An appraisal well 22/29-3 was drilled in late 1992. This well encountered oil bearing Upper Jurassic mass flow sandstones above oil bearing Skagerrak Sands, also of relatively poor quality. The Triassic section was extensively cored, and found to be highly tectonised, with abundant cemented fractures.

Until 2004, the poor quality reservoirs were attributed to the interpretation of the structure as a highly faulted and fractured salt withdrawal turtle structure.It was believed that Seagull had suffered internal deformation structures due to the complete evacuation of the underlying Zechstein salt far in excess of that experienced by neighbouring. For example the nearby Heron field has a relatively unfaulted internal structure which was related to the preservation of underlying Zechstein Salt.

Base Cretaceous Depth Map of the Seagull discovery (well 22/29-2s1) with N-S seismic line (Figure Shell)

In 2004 a new static model was produced by Shell, prompted by the interpretation of the poor reservoirs in the 22/29-3 well as Lower Judy sandstone. Furthermore, the poor quality of the 22/29-2 well was interpreted as due to the erosion of the higher quality Skagerrak units more commonly associated with the upper parts of the Judy (Heron) member, as had been demonstrated by numerous studies since the drilling and initial interpretations of the Seagull wells.

The 2004 study concluded that the Seagull reservoir would consist of field-wide poor quality lower Judy and Bunter members. No fault was recognised in the 22/29-3 well.
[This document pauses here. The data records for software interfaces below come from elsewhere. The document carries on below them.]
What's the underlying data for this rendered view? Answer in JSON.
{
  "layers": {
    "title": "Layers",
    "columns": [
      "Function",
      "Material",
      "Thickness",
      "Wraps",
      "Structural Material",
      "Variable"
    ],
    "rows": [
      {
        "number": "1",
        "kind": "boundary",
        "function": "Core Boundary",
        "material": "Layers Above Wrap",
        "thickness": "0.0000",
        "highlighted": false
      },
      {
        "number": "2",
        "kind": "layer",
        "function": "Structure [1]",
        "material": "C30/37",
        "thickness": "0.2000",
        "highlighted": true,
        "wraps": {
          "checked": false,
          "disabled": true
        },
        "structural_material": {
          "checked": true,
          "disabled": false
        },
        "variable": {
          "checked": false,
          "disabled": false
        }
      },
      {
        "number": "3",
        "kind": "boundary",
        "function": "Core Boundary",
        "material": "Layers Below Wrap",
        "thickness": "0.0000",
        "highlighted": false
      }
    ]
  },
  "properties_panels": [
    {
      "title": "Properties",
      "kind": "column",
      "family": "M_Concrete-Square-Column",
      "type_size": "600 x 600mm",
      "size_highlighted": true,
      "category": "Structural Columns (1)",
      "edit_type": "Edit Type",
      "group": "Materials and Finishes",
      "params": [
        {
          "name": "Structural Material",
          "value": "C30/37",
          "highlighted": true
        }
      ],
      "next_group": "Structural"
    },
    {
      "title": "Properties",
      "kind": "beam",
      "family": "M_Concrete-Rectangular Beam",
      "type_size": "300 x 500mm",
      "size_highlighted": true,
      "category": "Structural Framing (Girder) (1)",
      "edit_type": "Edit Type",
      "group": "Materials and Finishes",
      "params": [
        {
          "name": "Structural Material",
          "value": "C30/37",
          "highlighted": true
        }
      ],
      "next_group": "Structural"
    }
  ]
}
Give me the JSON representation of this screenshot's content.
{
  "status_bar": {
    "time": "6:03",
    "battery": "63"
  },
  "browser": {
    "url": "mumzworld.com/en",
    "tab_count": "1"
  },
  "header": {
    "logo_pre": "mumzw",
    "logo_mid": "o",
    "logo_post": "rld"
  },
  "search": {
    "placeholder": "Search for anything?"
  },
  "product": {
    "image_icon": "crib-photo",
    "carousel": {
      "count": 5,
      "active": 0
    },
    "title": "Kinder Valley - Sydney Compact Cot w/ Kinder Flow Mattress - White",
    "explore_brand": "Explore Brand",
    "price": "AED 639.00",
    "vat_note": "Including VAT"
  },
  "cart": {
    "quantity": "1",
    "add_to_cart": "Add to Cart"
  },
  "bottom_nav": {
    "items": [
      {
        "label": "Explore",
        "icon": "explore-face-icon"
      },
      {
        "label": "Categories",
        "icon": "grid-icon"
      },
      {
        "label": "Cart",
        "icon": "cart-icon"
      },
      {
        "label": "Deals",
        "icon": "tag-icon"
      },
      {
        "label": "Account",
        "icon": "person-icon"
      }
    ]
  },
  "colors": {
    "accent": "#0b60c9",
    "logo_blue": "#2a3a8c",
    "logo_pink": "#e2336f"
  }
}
In 2006, a re-examination of the data in a play wide review of Triassic reservoir performance, as well as the recognition of a major fault within the Triassic penetration of the 22/29-3 well led to the conclusion that the main reservoir at Seagull is in fact the much higher quality Upper Judy sandstones typical of the ETAP cluster. Shell never conducted a complete re-evaluation of the well test results from the 22/29-3 in the light of the 2006 review but relinquished the license in 2010.

In 2015 Apache drilled another appraisal well in the Seagull Discovery and confirmed 672 feet (205m) of net oil pay over a 1,092-foot (333m) column in Triassic-age sands. The well was flow tested with a facility-constrained rate of 8,700 Bpd and 16 MMcfd with a very low pressure drawdown. After this successful test Apache started preparing the development of Seagull but instead of going ahead with the project, sold it to Neptune, who is now operator.

NCS Exploration 2019, May 21-22, Fornebu: Recent Advances in Petroleum Exploration